Guitarist and singer Big Joe Williams was born in 1903 in Crawford, Mississippi. (No relation to Georgia born big band singer, 'Joe Williams' who sang with Count Basie's Orchestra for several years.) By the time he was in his teens, Big Joe Williams was on the road travelling the southern USA states playing street corners, juke joints, parties and and lumbar camps, and this was the pattern of most of his life. Before he was twenty years old he had joined the Birmingham Jug Band, and was with them when they recorded for the Okeh label in 1930. Although he was a traveller by nature, he spent quite a lot of time in St Louis where he became a close friend of Bessie Smith. It was in St Louis that Williams met Lester Melrose and he accompanied Melrose to Chicago in 1935 to record. He  recorded six tracks at that session including his most famous song, "Baby, Please Don't Go", and also "49 Highway". He continued to work with Melrose until 1945, producing his classic track "Crawling King Snake" in 1941. During this period he recorded and performed with some of the great contemporary blues artists of the time including  harp player John Lee "Sonny Boy" Williamson, pianist Peetie Wheatstraw Robert Nighthawk and St. Louis resident Charley Jordan.
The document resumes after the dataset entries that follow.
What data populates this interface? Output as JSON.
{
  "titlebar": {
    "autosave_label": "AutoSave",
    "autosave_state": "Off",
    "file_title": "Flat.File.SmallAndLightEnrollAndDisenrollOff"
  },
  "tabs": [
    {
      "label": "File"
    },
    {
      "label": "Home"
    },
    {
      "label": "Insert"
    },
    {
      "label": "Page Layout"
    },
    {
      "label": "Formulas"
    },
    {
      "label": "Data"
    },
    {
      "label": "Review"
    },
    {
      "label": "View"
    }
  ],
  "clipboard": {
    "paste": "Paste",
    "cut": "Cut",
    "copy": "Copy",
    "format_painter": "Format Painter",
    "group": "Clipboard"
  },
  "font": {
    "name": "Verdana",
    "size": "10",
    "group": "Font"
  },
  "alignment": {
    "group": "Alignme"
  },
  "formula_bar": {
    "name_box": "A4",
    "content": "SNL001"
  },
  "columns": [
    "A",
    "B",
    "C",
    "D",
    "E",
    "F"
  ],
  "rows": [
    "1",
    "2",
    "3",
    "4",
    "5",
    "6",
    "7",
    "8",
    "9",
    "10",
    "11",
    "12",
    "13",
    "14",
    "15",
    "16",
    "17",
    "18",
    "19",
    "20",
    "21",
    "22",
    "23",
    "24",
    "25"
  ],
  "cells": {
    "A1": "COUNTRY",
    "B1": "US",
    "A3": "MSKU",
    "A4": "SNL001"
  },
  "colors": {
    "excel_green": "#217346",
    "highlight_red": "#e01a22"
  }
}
Williams approach to guitar playing was very influenced by Charlie Patton and he played his unusual 9 string guitar almost like a drum to intensify the rhythmic effect, accompanied by his fierce, almost aggressive singing. With the downturn of interest in rural blues during the late 1940's and 1950's,Williams career petered off at that time and he returned to his itinerant lifestyle. The revival of interest in the 1960's brought Williams back to the studio, recording for Victoria Spivey's label Spivey Records. He also enjoyed success on the student and folk festival circuit, and he toured Europe twice, in 1968 and in 1972. One of the greats, he died in Georgia in 1982, aged 79, and was inducted into the Blues Foundation's Hall of Fame in 1992.